It is a trade-off. Say you have four physical cores and two VMs.
If you map two virtual cores in each VM, then pretty much each guest will see what it expects. It will see two cores that it expects to have full control over and more or less get that. (Assuming host load isn't high.) You won't often confuse the guest's scheduler with a case where it assigns a task to a core expecting the task to be done immediately and instead the task does not get done because no physical core is available. However, if one guest is CPU-starved and the other is idle, two cores will be twiddling their thumbs.
On the other hand, if you give each guest four virtual cores, each guest will be able to use all the available CPU power when the other guest and the host don't need it. However, when there is load from another source, the guest's scheduler will not get the behavior it expects and some tasks will get started immediately and some won't in a way that the guest's scheduler can't easily expect and deal with.
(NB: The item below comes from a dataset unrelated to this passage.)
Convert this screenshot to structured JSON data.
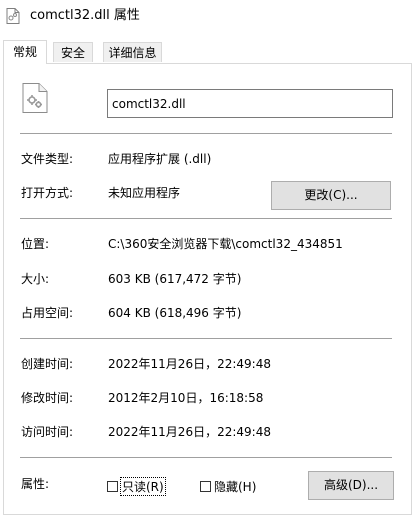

My recommendation is generally to put as many physical cores as you have in each VM that might ever be expected to need a lot of CPU. The exception would be if you have VM's that are critically dependent on latency. I would also reduce the core count on any "smaller" or "less important" VMs that share a physical box with more critical VMs.
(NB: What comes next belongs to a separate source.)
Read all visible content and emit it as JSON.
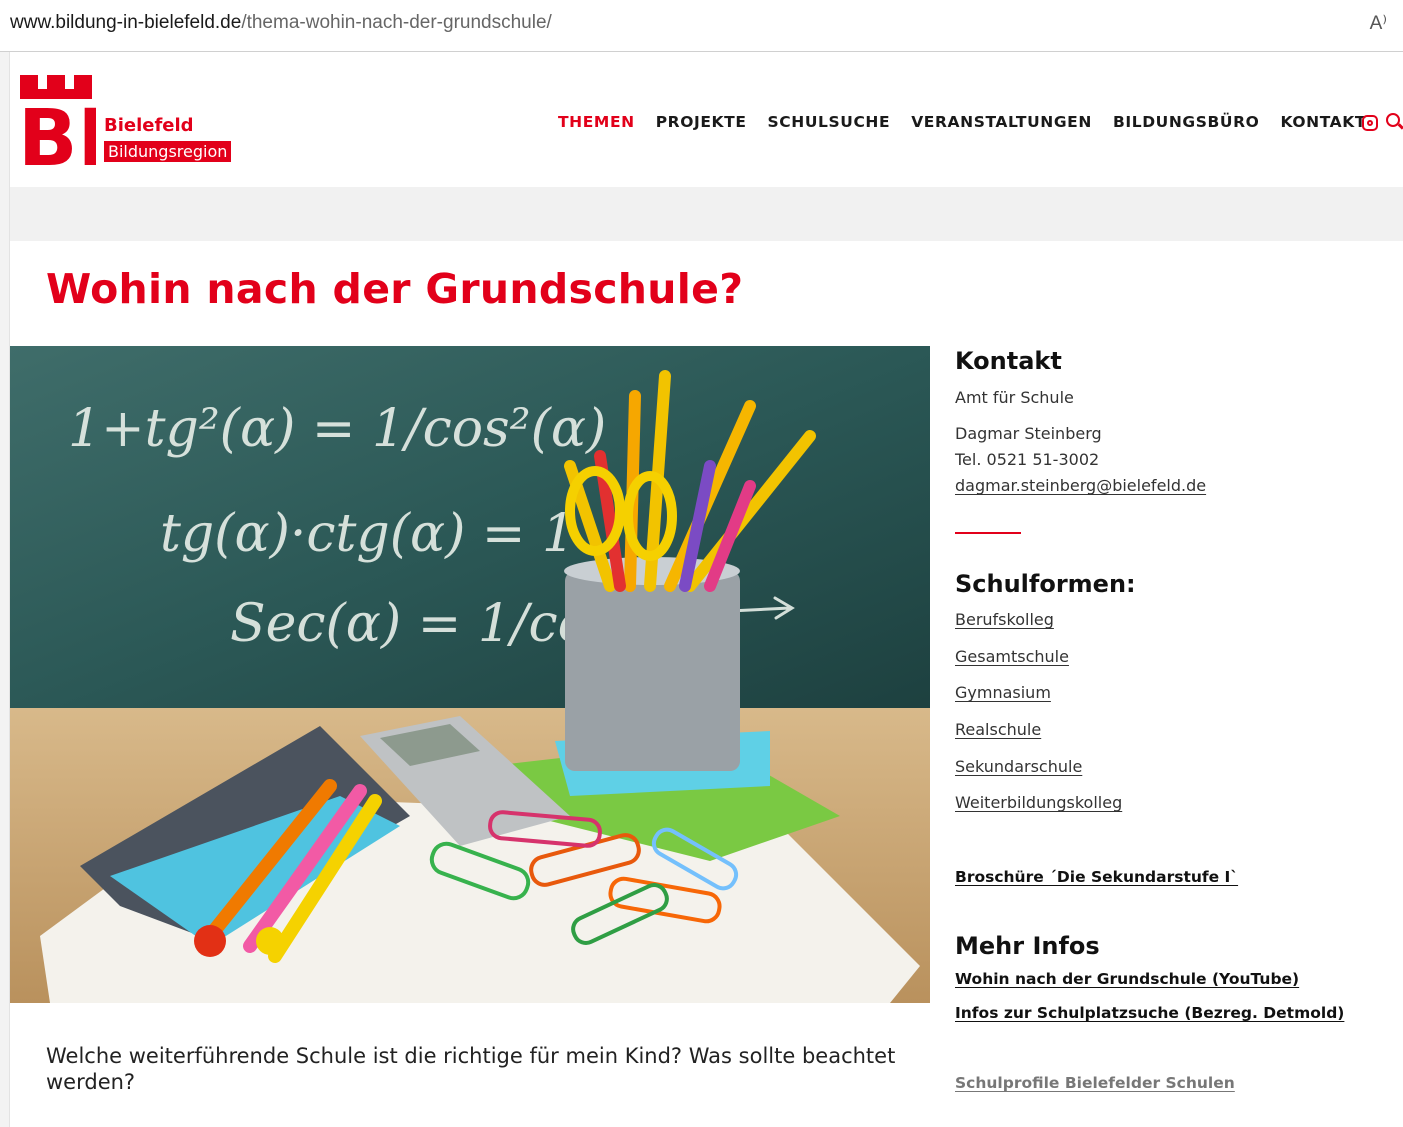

The hypervisor assigns logical cores to physical cores as part of its scheduling policy. There is no fixed mapping unless you specifically make one. (Which I don't recommend except in the one specific case where you want to reserve a core for a latency-critical VM.)